#### The task
Collect every line of the records below that contains the word "USDT".

(Data records)
======
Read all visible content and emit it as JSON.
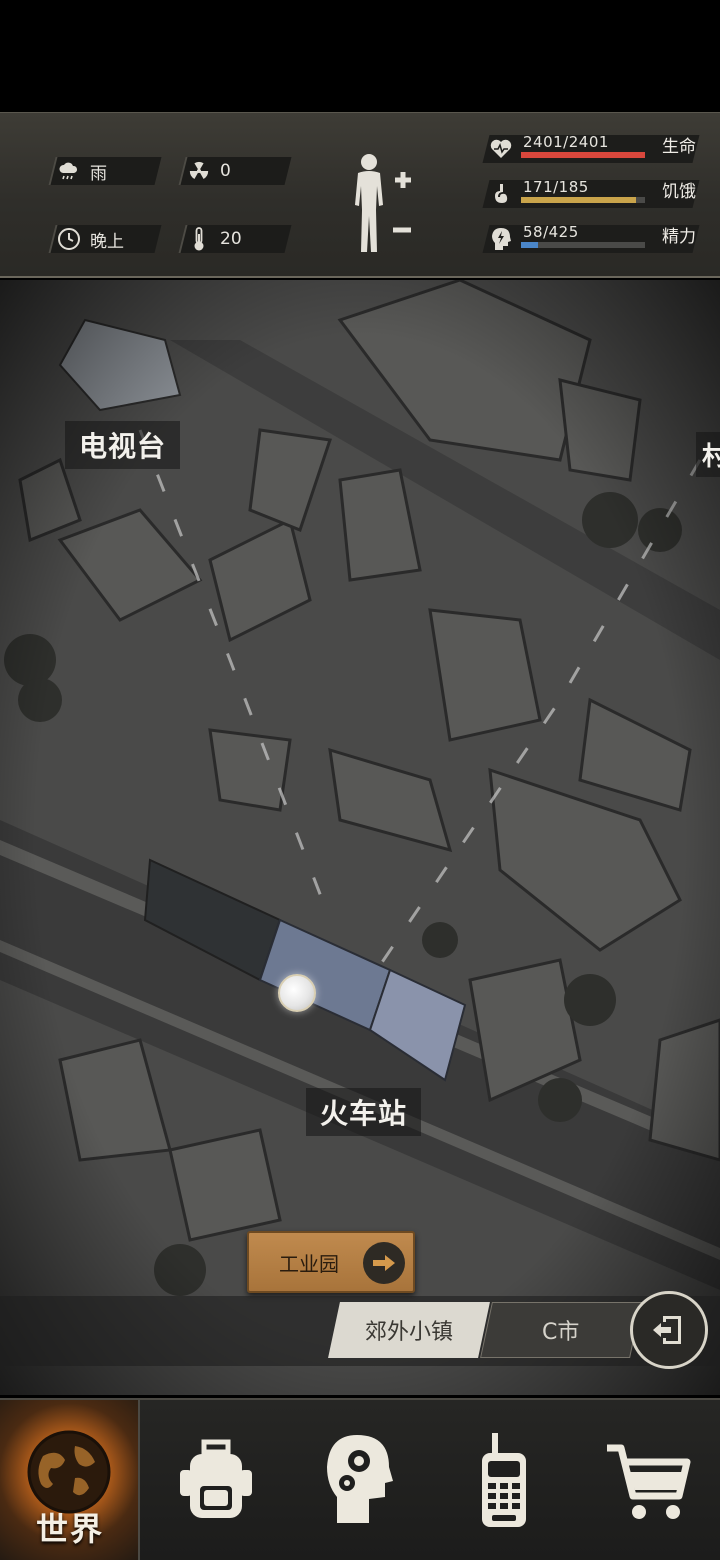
{
  "status": {
    "weather": "雨",
    "radiation": "0",
    "time_of_day": "晚上",
    "temperature": "20"
  },
  "vitals": {
    "health": {
      "value": "2401/2401",
      "label": "生命",
      "fraction": 1.0,
      "color": "#d9473c"
    },
    "hunger": {
      "value": "171/185",
      "label": "饥饿",
      "fraction": 0.924,
      "color": "#c9a44b"
    },
    "energy": {
      "value": "58/425",
      "label": "精力",
      "fraction": 0.136,
      "color": "#4b86c8"
    }
  },
  "map": {
    "labels": {
      "tv_station": "电视台",
      "train_station": "火车站",
      "edge_partial": "村"
    },
    "destination_button": "工业园"
  },
  "regions": {
    "active": "郊外小镇",
    "inactive": "C市"
  },
  "nav": {
    "world_label": "世界",
    "icons": [
      "globe-icon",
      "backpack-icon",
      "skills-head-icon",
      "radio-icon",
      "cart-icon"
    ]
  },
  "colors": {
    "accent_orange": "#c08a4e",
    "panel_bg": "#2f2e2a"
  }
}
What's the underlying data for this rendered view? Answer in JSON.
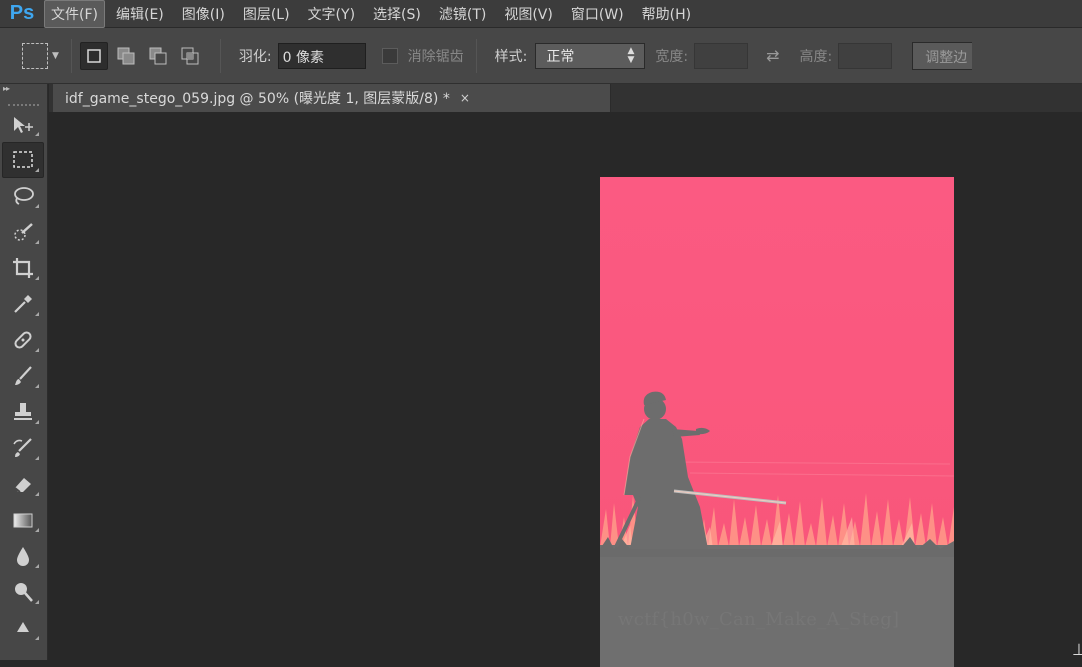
{
  "app": {
    "logo": "Ps"
  },
  "menu": [
    {
      "label": "文件(F)",
      "active": true
    },
    {
      "label": "编辑(E)"
    },
    {
      "label": "图像(I)"
    },
    {
      "label": "图层(L)"
    },
    {
      "label": "文字(Y)"
    },
    {
      "label": "选择(S)"
    },
    {
      "label": "滤镜(T)"
    },
    {
      "label": "视图(V)"
    },
    {
      "label": "窗口(W)"
    },
    {
      "label": "帮助(H)"
    }
  ],
  "options": {
    "feather_label": "羽化:",
    "feather_value": "0 像素",
    "antialias_label": "消除锯齿",
    "style_label": "样式:",
    "style_value": "正常",
    "width_label": "宽度:",
    "height_label": "高度:",
    "refine_label": "调整边"
  },
  "document": {
    "tab_title": "idf_game_stego_059.jpg @ 50% (曝光度 1, 图层蒙版/8) *",
    "close_glyph": "×",
    "flag_text": "wctf{h0w_Can_Make_A_Steg]"
  },
  "tools": [
    "move-tool",
    "rect-marquee-tool",
    "lasso-tool",
    "quick-select-tool",
    "crop-tool",
    "eyedropper-tool",
    "healing-brush-tool",
    "brush-tool",
    "clone-stamp-tool",
    "history-brush-tool",
    "eraser-tool",
    "gradient-tool",
    "blur-tool",
    "dodge-tool",
    "pen-tool"
  ],
  "colors": {
    "accent_logo": "#3fa7f0",
    "image_sky": "#f95a80",
    "image_ground": "#6f6f6f"
  }
}
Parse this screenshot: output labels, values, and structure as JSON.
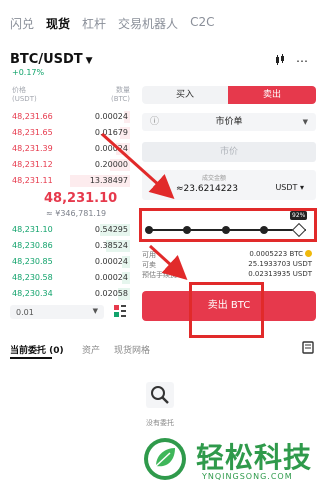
{
  "top_tabs": [
    "闪兑",
    "现货",
    "杠杆",
    "交易机器人",
    "C2C"
  ],
  "active_tab": "现货",
  "pair": "BTC/USDT",
  "change": "+0.17%",
  "orderbook": {
    "price_header": "价格\n(USDT)",
    "qty_header": "数量\n(BTC)",
    "asks": [
      {
        "price": "48,231.66",
        "qty": "0.00024"
      },
      {
        "price": "48,231.65",
        "qty": "0.01679"
      },
      {
        "price": "48,231.39",
        "qty": "0.00024"
      },
      {
        "price": "48,231.12",
        "qty": "0.20000"
      },
      {
        "price": "48,231.11",
        "qty": "13.38497"
      }
    ],
    "last_price": "48,231.10",
    "last_price_cny": "≈ ¥346,781.19",
    "bids": [
      {
        "price": "48,231.10",
        "qty": "0.54295"
      },
      {
        "price": "48,230.86",
        "qty": "0.38524"
      },
      {
        "price": "48,230.85",
        "qty": "0.00024"
      },
      {
        "price": "48,230.58",
        "qty": "0.00024"
      },
      {
        "price": "48,230.34",
        "qty": "0.02058"
      }
    ],
    "precision": "0.01"
  },
  "trade": {
    "buy_label": "买入",
    "sell_label": "卖出",
    "order_type": "市价单",
    "price_placeholder": "市价",
    "amount_label": "成交金额",
    "amount_value": "≈23.6214223",
    "amount_currency": "USDT",
    "slider_percent_label": "92%",
    "slider_fraction": 0.92,
    "info": [
      {
        "key": "可用",
        "value": "0.0005223 BTC"
      },
      {
        "key": "可卖",
        "value": "25.1933703 USDT"
      },
      {
        "key": "预估手续费",
        "value": "0.02313935 USDT"
      }
    ],
    "sell_button": "卖出 BTC"
  },
  "bottom": {
    "tab_current": "当前委托 (0)",
    "tab_assets": "资产",
    "tab_grid": "现货网格",
    "empty_text": "没有委托"
  },
  "watermark": {
    "brand": "轻松科技",
    "url": "YNQINGSONG.COM"
  },
  "colors": {
    "sell": "#e6394c",
    "buy": "#12a36c",
    "annotation": "#e12a2a"
  }
}
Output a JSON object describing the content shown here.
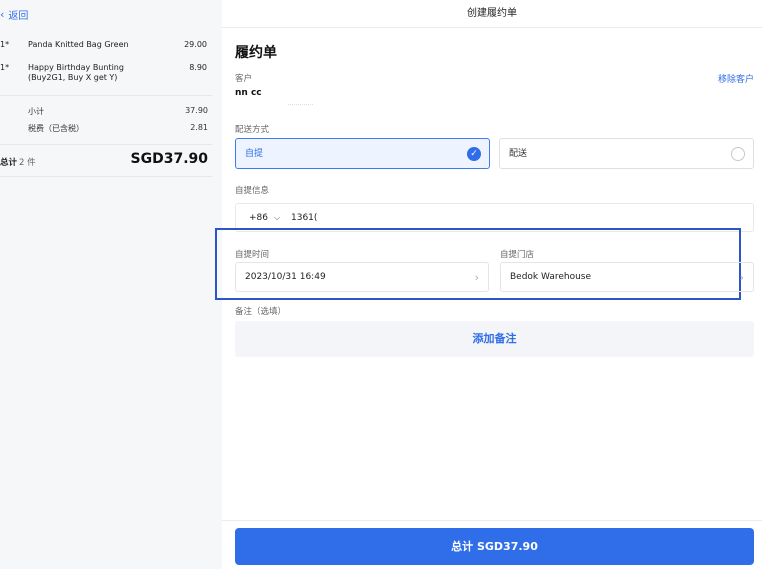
{
  "left": {
    "back_label": "返回",
    "items": [
      {
        "qty": "1*",
        "name": "Panda Knitted Bag Green",
        "price": "29.00"
      },
      {
        "qty": "1*",
        "name": "Happy Birthday Bunting (Buy2G1, Buy X get Y)",
        "price": "8.90"
      }
    ],
    "subtotal_label": "小计",
    "subtotal_value": "37.90",
    "tax_label": "税费（已含税）",
    "tax_value": "2.81",
    "total_label": "总计",
    "total_count": "2 件",
    "total_value": "SGD37.90"
  },
  "right": {
    "header_title": "创建履约单",
    "page_title": "履约单",
    "customer_label": "客户",
    "remove_customer": "移除客户",
    "customer_name": "nn cc",
    "delivery_method_label": "配送方式",
    "option_pickup": "自提",
    "option_delivery": "配送",
    "pickup_info_label": "自提信息",
    "country_code": "+86",
    "phone_number": "1361(",
    "pickup_time_label": "自提时间",
    "pickup_time_value": "2023/10/31 16:49",
    "pickup_store_label": "自提门店",
    "pickup_store_value": "Bedok Warehouse",
    "note_label": "备注（选填）",
    "add_note_button": "添加备注",
    "submit_label": "总计 SGD37.90"
  },
  "colors": {
    "accent": "#2f6ee8",
    "highlight_box": "#2a56c6",
    "selected_bg": "#eef4ff"
  }
}
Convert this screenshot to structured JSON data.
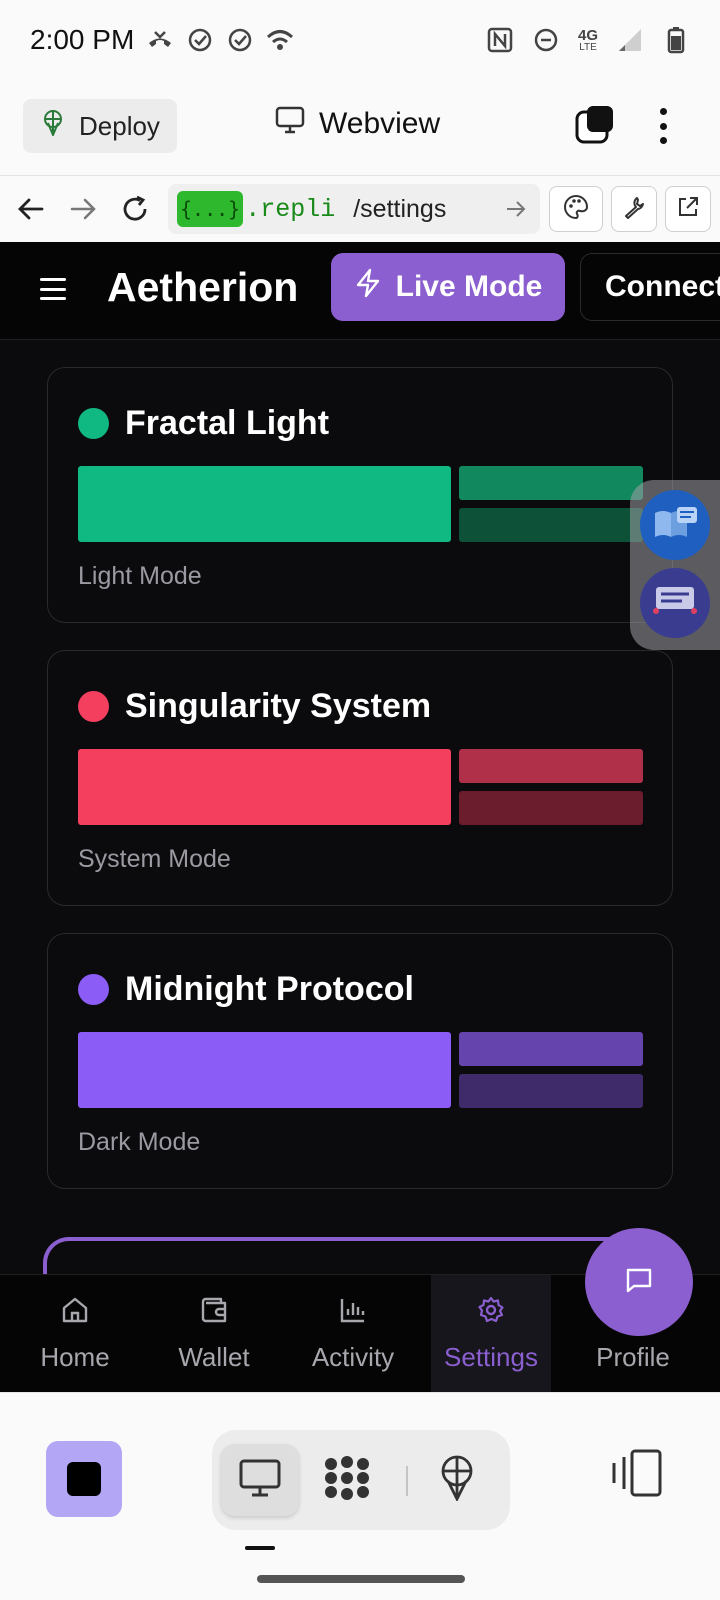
{
  "status_bar": {
    "time": "2:00 PM",
    "network": "4G",
    "network_sub": "LTE"
  },
  "app_header": {
    "deploy_label": "Deploy",
    "title": "Webview"
  },
  "url_bar": {
    "badge": "{...}",
    "host": ".repli",
    "path": "/settings"
  },
  "web_header": {
    "brand": "Aetherion",
    "live_label": "Live Mode",
    "connect_label": "Connect"
  },
  "themes": [
    {
      "name": "Fractal Light",
      "mode": "Light Mode",
      "color": "#10b981",
      "shade_a": "#12885f",
      "shade_b": "#0d5238"
    },
    {
      "name": "Singularity System",
      "mode": "System Mode",
      "color": "#f43f5e",
      "shade_a": "#b0304a",
      "shade_b": "#6b1d2e"
    },
    {
      "name": "Midnight Protocol",
      "mode": "Dark Mode",
      "color": "#8b5cf6",
      "shade_a": "#6544ad",
      "shade_b": "#3f2a6a"
    }
  ],
  "bottom_nav": {
    "items": [
      {
        "label": "Home",
        "icon": "home-icon"
      },
      {
        "label": "Wallet",
        "icon": "wallet-icon"
      },
      {
        "label": "Activity",
        "icon": "bar-chart-icon"
      },
      {
        "label": "Settings",
        "icon": "gear-icon"
      },
      {
        "label": "Profile",
        "icon": "user-icon"
      }
    ],
    "active": "Settings"
  },
  "colors": {
    "accent": "#8b5fcf",
    "background": "#0b0b0d"
  }
}
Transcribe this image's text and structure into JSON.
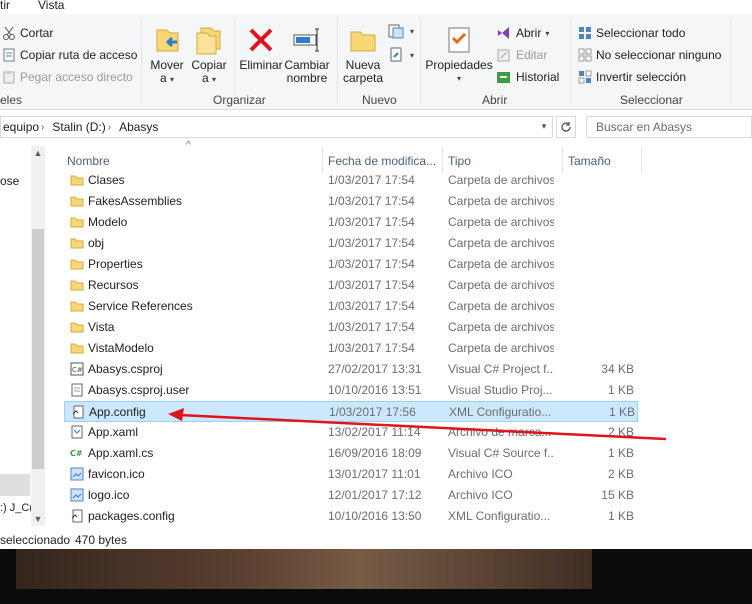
{
  "ribbon_tabs": {
    "t1": "tir",
    "t2": "Vista"
  },
  "clipboard": {
    "cut": "Cortar",
    "copy_path": "Copiar ruta de acceso",
    "paste_shortcut": "Pegar acceso directo",
    "group_label_fragment": "eles"
  },
  "organize": {
    "move_line1": "Mover",
    "move_line2": "a",
    "copy_line1": "Copiar",
    "copy_line2": "a",
    "delete_label": "Eliminar",
    "rename_line1": "Cambiar",
    "rename_line2": "nombre",
    "group_label": "Organizar"
  },
  "new_group": {
    "new_folder_line1": "Nueva",
    "new_folder_line2": "carpeta",
    "group_label": "Nuevo"
  },
  "open_group": {
    "properties_label": "Propiedades",
    "open_label": "Abrir",
    "edit_label": "Editar",
    "history_label": "Historial",
    "group_label": "Abrir"
  },
  "select_group": {
    "select_all": "Seleccionar todo",
    "select_none": "No seleccionar ninguno",
    "invert": "Invertir selección",
    "group_label": "Seleccionar"
  },
  "address": {
    "crumb1": "equipo",
    "crumb2": "Stalin (D:)",
    "crumb3": "Abasys",
    "search_placeholder": "Buscar en Abasys"
  },
  "nav_fragments": {
    "f1": "ose",
    "f2": "J_C("
  },
  "columns": {
    "name": "Nombre",
    "date": "Fecha de modifica...",
    "type": "Tipo",
    "size": "Tamaño"
  },
  "files": [
    {
      "name": "Clases",
      "date": "1/03/2017 17:54",
      "type": "Carpeta de archivos",
      "size": "",
      "icon": "folder"
    },
    {
      "name": "FakesAssemblies",
      "date": "1/03/2017 17:54",
      "type": "Carpeta de archivos",
      "size": "",
      "icon": "folder"
    },
    {
      "name": "Modelo",
      "date": "1/03/2017 17:54",
      "type": "Carpeta de archivos",
      "size": "",
      "icon": "folder"
    },
    {
      "name": "obj",
      "date": "1/03/2017 17:54",
      "type": "Carpeta de archivos",
      "size": "",
      "icon": "folder"
    },
    {
      "name": "Properties",
      "date": "1/03/2017 17:54",
      "type": "Carpeta de archivos",
      "size": "",
      "icon": "folder"
    },
    {
      "name": "Recursos",
      "date": "1/03/2017 17:54",
      "type": "Carpeta de archivos",
      "size": "",
      "icon": "folder"
    },
    {
      "name": "Service References",
      "date": "1/03/2017 17:54",
      "type": "Carpeta de archivos",
      "size": "",
      "icon": "folder"
    },
    {
      "name": "Vista",
      "date": "1/03/2017 17:54",
      "type": "Carpeta de archivos",
      "size": "",
      "icon": "folder"
    },
    {
      "name": "VistaModelo",
      "date": "1/03/2017 17:54",
      "type": "Carpeta de archivos",
      "size": "",
      "icon": "folder"
    },
    {
      "name": "Abasys.csproj",
      "date": "27/02/2017 13:31",
      "type": "Visual C# Project f...",
      "size": "34 KB",
      "icon": "csproj"
    },
    {
      "name": "Abasys.csproj.user",
      "date": "10/10/2016 13:51",
      "type": "Visual Studio Proj...",
      "size": "1 KB",
      "icon": "xmlfile"
    },
    {
      "name": "App.config",
      "date": "1/03/2017 17:56",
      "type": "XML Configuratio...",
      "size": "1 KB",
      "icon": "config"
    },
    {
      "name": "App.xaml",
      "date": "13/02/2017 11:14",
      "type": "Archivo de marca...",
      "size": "2 KB",
      "icon": "xaml"
    },
    {
      "name": "App.xaml.cs",
      "date": "16/09/2016 18:09",
      "type": "Visual C# Source f...",
      "size": "1 KB",
      "icon": "cs"
    },
    {
      "name": "favicon.ico",
      "date": "13/01/2017 11:01",
      "type": "Archivo ICO",
      "size": "2 KB",
      "icon": "image"
    },
    {
      "name": "logo.ico",
      "date": "12/01/2017 17:12",
      "type": "Archivo ICO",
      "size": "15 KB",
      "icon": "image"
    },
    {
      "name": "packages.config",
      "date": "10/10/2016 13:50",
      "type": "XML Configuratio...",
      "size": "1 KB",
      "icon": "config"
    }
  ],
  "selected_index": 11,
  "status": {
    "selected": "seleccionado",
    "size": "470 bytes"
  },
  "colors": {
    "selection_bg": "#cce8ff",
    "arrow": "#e0141b",
    "folder": "#f8d775"
  }
}
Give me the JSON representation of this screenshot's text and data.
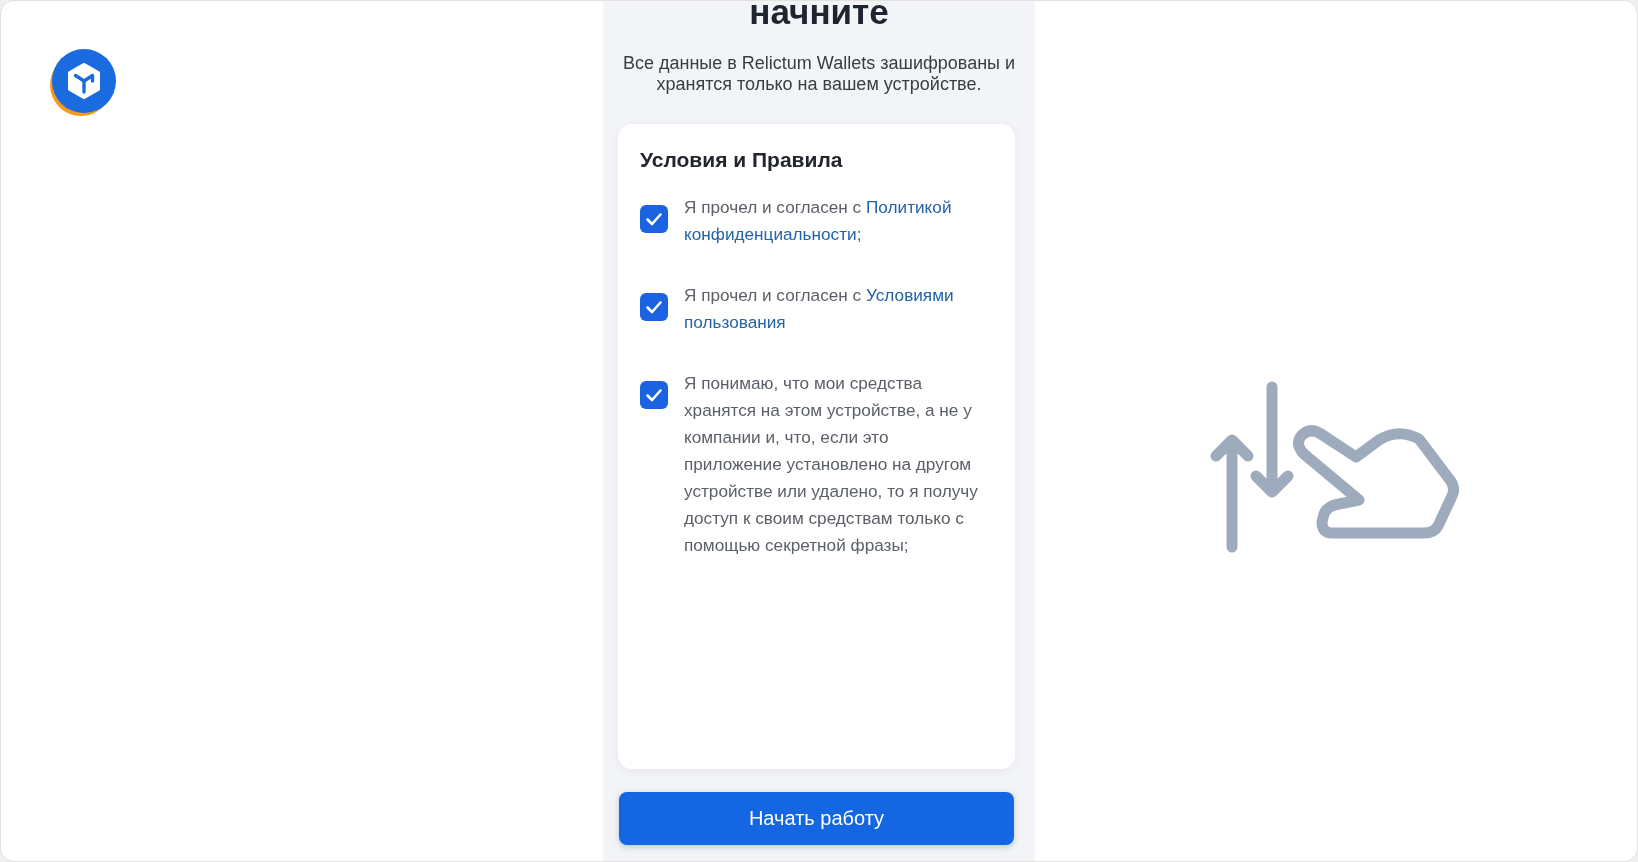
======
#### Answer to the problem
  "pair": "BTC/USDT",
    "price_header": "价格\n(USDT)",
    "amount_currency": "USDT",
        "value": "25.1933703 USDT"
        "value": "0.02313935 USDT"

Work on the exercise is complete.